Despite the weather forecast 15 hardy souls ventured down to the beach at RSPB Mersehead on Sunday to help us clean part of our 3.2-mile coastline. This was an area that we have not previously cleaned so we discovered a vast array of items from an inflatable swimming pool toy, to balloons, Barbie's hair comb, a Coca Cola crate and of course a multitude of single use plastic bottles.

It's important to carry a specially designated container for placing sharp items such as broken glass and needles.

How on earth does do all these items turn up on our beaches? According to the International Union for Conservation of Nature (IUCN) over 300 million tons of plastic are produced globally every year with at least 8 million tons ending up in our oceans every year. The main sources of marine plastic pollution are thought to be land-based with urban run-off, inadequate waste disposal, illegal dumping, industrial activity and sewer overflows all contributing to 80% of marine litter.

The impact on the marine environment is devastating with ingestion, suffocation and entanglement causing the death of millions of marine wildlife each year. Seabirds, whales, fish and turtles all mistake plastic waste for prey with many dying of starvation as their stomachs are filled with plastic. They also suffer from lacerations, infections, the reduced ability to swim and internal injuries.

Gannet strangled by fishing wire in the UK (

Further afield - A Black-browed Albatross entangled in a trawl net in Argentina (

These ever-increasing pressures are putting our internationally important populations of breeding seabirds at risk. Marine wildlife such as basking sharks, delicate cold-water corals and seahorses and are suffering. Scotland has just become the first country in the UK to ban the sale and manufacture of plastic-stemmed cotton buds. According to the Marine Conservation Society, cotton buds are listed in the top 10 items found on beaches - we found quite a few on Sunday.

Join us for our next beach clean on Sunday 10th November. In the meantime check out WWF's top ten tips for reducing your plastic footprint -

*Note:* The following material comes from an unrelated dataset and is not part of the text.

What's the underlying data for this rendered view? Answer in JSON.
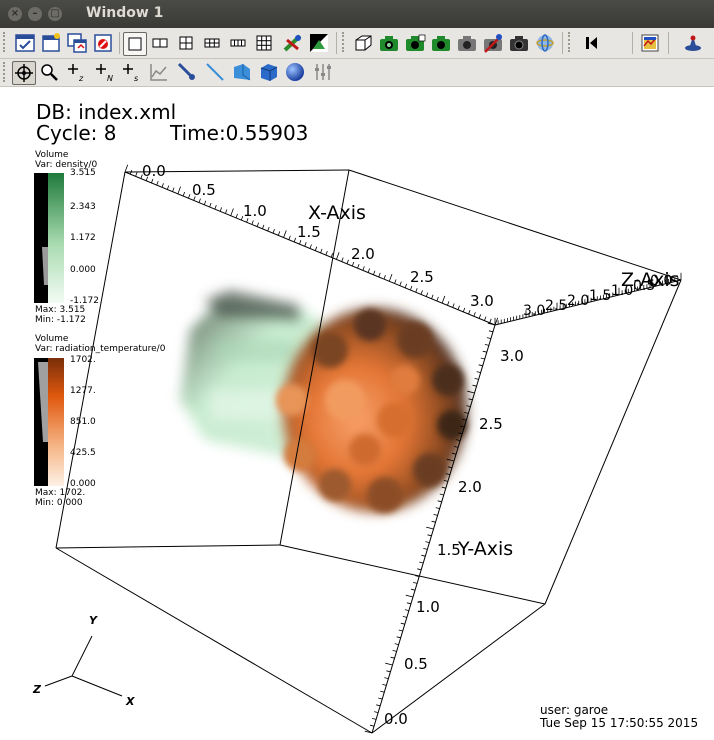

RSPB and SC Johnson are working together to take action on the issue of marine plastics through a programme reaching over 300,000 people in 2019 and 2020. This work is possible due to their generous support.